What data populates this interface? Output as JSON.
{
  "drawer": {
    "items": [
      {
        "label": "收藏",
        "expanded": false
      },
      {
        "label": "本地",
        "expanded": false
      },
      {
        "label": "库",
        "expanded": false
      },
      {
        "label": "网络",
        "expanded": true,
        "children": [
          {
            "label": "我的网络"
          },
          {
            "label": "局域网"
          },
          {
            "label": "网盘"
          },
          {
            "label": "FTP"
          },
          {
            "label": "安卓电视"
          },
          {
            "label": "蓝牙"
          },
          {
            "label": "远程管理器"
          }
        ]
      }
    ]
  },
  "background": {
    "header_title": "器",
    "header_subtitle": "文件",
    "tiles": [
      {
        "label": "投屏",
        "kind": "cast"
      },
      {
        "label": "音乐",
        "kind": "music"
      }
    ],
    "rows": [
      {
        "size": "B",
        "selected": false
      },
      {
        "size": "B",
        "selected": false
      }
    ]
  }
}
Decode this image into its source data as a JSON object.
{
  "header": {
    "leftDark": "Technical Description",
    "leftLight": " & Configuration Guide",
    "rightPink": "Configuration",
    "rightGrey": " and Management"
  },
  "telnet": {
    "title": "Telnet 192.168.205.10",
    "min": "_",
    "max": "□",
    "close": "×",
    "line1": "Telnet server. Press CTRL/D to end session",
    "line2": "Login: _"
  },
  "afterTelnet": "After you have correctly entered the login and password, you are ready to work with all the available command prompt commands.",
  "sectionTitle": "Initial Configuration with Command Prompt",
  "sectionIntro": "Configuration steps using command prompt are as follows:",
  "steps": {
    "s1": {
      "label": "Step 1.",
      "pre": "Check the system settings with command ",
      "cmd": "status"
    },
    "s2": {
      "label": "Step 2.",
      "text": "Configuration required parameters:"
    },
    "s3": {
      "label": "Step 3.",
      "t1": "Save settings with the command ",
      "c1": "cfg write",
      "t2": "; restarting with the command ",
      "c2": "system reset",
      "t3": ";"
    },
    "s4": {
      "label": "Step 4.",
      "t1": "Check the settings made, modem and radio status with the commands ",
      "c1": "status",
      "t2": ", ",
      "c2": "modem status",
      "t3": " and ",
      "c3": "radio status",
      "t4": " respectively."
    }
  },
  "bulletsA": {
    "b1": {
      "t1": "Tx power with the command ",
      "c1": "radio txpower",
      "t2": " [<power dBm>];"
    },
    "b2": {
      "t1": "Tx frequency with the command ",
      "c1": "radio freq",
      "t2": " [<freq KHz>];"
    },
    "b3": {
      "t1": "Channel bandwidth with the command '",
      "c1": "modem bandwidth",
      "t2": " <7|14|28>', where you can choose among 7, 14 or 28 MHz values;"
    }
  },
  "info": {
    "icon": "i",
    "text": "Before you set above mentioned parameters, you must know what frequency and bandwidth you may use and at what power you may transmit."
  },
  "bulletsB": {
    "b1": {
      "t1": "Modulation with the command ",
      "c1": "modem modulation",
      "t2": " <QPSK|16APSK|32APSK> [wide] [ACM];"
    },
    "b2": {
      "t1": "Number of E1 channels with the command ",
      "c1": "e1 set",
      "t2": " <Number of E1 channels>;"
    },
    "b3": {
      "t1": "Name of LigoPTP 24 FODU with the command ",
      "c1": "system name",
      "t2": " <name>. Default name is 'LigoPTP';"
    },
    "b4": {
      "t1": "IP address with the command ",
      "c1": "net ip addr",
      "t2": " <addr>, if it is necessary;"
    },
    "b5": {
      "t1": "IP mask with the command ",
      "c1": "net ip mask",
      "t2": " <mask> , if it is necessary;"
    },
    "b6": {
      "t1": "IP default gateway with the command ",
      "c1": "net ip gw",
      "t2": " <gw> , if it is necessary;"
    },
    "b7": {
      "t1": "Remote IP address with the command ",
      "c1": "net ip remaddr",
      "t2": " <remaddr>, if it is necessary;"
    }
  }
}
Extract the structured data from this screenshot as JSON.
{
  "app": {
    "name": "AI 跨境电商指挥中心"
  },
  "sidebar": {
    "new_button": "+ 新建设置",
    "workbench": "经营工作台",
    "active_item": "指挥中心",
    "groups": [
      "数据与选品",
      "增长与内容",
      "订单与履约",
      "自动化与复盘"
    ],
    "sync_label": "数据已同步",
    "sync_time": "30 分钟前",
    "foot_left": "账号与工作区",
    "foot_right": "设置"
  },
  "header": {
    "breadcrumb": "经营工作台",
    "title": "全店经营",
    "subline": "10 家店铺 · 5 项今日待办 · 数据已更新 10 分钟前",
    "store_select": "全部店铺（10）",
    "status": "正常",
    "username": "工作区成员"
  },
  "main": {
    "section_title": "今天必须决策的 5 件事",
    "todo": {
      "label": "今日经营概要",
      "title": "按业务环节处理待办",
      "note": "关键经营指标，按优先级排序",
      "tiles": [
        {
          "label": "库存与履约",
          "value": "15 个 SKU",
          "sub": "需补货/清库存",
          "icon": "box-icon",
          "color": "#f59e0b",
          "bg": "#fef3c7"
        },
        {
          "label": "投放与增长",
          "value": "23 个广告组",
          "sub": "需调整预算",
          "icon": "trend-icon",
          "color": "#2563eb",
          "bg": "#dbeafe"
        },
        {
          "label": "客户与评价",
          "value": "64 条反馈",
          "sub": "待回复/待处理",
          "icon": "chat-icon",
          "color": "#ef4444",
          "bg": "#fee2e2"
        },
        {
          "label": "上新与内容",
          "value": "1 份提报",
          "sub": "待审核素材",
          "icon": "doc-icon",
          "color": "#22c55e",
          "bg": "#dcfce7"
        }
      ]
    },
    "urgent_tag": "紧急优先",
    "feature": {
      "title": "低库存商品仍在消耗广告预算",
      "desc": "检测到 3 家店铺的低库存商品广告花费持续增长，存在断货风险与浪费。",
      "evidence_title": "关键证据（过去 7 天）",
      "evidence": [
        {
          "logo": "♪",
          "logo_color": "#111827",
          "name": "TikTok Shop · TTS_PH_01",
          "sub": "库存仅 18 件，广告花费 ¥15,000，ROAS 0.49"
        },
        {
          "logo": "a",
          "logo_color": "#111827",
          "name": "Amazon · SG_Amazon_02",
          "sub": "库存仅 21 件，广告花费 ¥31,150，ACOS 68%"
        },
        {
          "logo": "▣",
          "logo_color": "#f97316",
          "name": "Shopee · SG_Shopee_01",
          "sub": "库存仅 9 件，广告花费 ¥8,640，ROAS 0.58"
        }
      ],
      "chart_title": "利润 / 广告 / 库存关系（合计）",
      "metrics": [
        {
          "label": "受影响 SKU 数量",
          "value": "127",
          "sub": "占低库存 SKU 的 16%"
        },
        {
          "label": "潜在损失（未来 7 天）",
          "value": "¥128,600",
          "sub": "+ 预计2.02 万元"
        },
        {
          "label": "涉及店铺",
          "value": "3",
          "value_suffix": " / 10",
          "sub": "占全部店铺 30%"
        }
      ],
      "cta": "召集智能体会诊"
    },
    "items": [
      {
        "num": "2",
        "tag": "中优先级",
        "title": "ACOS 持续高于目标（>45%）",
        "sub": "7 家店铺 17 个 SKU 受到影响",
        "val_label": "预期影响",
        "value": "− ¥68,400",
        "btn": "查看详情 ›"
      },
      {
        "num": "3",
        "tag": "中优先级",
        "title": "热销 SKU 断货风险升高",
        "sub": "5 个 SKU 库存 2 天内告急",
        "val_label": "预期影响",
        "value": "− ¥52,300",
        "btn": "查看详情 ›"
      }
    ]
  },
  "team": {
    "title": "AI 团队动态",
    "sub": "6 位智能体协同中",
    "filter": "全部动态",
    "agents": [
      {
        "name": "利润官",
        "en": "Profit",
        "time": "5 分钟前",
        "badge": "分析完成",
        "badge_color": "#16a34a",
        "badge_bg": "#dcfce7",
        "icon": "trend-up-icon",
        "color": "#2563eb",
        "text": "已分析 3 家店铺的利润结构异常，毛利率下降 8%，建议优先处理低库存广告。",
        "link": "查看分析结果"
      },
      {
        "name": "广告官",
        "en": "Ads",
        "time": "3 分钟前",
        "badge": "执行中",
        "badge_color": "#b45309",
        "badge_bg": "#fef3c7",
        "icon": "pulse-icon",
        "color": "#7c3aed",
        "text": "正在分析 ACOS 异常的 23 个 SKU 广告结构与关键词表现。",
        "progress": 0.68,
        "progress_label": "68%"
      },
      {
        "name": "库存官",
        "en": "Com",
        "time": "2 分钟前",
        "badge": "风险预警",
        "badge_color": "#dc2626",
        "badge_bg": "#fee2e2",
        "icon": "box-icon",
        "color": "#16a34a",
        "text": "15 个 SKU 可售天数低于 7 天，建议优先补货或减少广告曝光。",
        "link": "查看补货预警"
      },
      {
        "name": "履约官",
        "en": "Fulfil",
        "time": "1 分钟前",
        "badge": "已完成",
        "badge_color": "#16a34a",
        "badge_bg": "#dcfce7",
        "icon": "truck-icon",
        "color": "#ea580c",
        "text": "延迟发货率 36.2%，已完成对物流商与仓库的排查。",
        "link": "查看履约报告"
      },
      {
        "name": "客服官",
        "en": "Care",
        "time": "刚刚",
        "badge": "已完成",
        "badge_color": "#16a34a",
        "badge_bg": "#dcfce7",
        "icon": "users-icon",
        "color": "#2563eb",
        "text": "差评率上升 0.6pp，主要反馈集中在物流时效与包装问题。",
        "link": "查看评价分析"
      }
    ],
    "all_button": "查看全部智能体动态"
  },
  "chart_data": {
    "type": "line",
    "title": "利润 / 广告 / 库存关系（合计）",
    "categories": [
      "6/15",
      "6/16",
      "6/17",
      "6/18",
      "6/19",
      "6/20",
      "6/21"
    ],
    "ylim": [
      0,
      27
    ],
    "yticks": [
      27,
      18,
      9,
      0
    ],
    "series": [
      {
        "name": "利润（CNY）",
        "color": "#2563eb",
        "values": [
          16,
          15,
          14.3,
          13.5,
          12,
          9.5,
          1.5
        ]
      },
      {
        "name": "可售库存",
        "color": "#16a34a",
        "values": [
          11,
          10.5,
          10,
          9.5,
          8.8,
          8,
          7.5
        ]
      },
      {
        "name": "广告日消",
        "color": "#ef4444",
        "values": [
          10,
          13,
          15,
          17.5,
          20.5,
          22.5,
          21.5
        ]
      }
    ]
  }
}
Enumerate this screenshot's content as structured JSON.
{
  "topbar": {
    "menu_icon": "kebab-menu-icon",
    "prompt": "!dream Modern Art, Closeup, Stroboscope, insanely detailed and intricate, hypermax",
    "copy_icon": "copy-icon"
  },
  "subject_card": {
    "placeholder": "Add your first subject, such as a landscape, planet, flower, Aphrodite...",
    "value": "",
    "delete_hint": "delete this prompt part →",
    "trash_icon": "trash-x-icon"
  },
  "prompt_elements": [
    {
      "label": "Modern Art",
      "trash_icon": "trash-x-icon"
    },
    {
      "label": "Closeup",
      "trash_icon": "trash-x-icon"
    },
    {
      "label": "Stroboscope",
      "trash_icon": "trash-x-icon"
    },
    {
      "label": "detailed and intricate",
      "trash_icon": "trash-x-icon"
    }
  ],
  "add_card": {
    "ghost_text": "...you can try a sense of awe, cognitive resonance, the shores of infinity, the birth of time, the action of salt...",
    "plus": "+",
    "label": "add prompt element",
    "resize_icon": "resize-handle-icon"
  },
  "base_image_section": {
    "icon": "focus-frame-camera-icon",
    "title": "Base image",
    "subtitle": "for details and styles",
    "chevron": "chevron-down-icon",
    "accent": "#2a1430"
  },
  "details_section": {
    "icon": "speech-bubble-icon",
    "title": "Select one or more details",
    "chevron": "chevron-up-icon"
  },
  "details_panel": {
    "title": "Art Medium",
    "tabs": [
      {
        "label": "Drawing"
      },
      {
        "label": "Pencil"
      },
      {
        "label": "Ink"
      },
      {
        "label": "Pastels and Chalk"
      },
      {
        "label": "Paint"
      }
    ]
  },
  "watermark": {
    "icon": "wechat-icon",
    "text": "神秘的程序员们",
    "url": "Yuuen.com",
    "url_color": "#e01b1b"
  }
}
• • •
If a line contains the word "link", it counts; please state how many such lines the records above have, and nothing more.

4